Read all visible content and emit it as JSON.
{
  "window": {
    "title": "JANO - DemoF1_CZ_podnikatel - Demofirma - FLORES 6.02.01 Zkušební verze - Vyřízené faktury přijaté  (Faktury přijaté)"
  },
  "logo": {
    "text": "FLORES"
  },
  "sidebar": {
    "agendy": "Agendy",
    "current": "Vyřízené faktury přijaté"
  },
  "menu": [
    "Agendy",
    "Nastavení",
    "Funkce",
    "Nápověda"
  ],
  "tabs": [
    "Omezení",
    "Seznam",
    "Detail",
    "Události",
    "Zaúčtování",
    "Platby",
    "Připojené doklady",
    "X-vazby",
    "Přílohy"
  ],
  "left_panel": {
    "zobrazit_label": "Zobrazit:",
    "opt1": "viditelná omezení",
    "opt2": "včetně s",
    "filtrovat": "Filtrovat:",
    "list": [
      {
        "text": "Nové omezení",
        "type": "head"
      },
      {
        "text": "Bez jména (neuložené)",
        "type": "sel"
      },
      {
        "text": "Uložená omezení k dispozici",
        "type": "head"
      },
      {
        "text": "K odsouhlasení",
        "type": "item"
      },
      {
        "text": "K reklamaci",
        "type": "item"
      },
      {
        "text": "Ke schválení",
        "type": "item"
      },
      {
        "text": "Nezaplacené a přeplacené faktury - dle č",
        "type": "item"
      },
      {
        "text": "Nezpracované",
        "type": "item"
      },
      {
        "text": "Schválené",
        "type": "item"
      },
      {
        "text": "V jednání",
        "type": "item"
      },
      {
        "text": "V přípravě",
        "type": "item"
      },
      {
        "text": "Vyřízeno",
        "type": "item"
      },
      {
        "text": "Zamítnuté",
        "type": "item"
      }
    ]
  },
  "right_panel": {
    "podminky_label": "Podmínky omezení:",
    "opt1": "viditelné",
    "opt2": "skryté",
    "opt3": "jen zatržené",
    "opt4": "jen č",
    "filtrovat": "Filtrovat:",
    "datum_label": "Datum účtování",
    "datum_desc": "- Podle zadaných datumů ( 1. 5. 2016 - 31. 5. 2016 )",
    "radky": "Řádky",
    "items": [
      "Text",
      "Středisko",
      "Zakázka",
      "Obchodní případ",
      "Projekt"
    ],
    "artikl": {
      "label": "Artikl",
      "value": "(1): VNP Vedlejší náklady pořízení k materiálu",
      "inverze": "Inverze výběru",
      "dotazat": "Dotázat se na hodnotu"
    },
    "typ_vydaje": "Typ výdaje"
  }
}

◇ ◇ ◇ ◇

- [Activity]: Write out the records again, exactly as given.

- [Problem solution]:
Read all visible content and emit it as JSON.
{
  "window": {
    "title": "JANO - DemoF1_CZ_podnikatel - Demofirma - FLORES 6.02.01 Zkušební verze - Vyřízené faktury přijaté  (Faktury přijaté)"
  },
  "logo": {
    "text": "FLORES"
  },
  "sidebar": {
    "agendy": "Agendy",
    "current": "Vyřízené faktury přijaté"
  },
  "menu": [
    "Agendy",
    "Nastavení",
    "Funkce",
    "Nápověda"
  ],
  "tabs": [
    "Omezení",
    "Seznam",
    "Detail",
    "Události",
    "Zaúčtování",
    "Platby",
    "Připojené doklady",
    "X-vazby",
    "Přílohy"
  ],
  "left_panel": {
    "zobrazit_label": "Zobrazit:",
    "opt1": "viditelná omezení",
    "opt2": "včetně s",
    "filtrovat": "Filtrovat:",
    "list": [
      {
        "text": "Nové omezení",
        "type": "head"
      },
      {
        "text": "Bez jména (neuložené)",
        "type": "sel"
      },
      {
        "text": "Uložená omezení k dispozici",
        "type": "head"
      },
      {
        "text": "K odsouhlasení",
        "type": "item"
      },
      {
        "text": "K reklamaci",
        "type": "item"
      },
      {
        "text": "Ke schválení",
        "type": "item"
      },
      {
        "text": "Nezaplacené a přeplacené faktury - dle č",
        "type": "item"
      },
      {
        "text": "Nezpracované",
        "type": "item"
      },
      {
        "text": "Schválené",
        "type": "item"
      },
      {
        "text": "V jednání",
        "type": "item"
      },
      {
        "text": "V přípravě",
        "type": "item"
      },
      {
        "text": "Vyřízeno",
        "type": "item"
      },
      {
        "text": "Zamítnuté",
        "type": "item"
      }
    ]
  },
  "right_panel": {
    "podminky_label": "Podmínky omezení:",
    "opt1": "viditelné",
    "opt2": "skryté",
    "opt3": "jen zatržené",
    "opt4": "jen č",
    "filtrovat": "Filtrovat:",
    "datum_label": "Datum účtování",
    "datum_desc": "- Podle zadaných datumů ( 1. 5. 2016 - 31. 5. 2016 )",
    "radky": "Řádky",
    "items": [
      "Text",
      "Středisko",
      "Zakázka",
      "Obchodní případ",
      "Projekt"
    ],
    "artikl": {
      "label": "Artikl",
      "value": "(1): VNP Vedlejší náklady pořízení k materiálu",
      "inverze": "Inverze výběru",
      "dotazat": "Dotázat se na hodnotu"
    },
    "typ_vydaje": "Typ výdaje"
  }
}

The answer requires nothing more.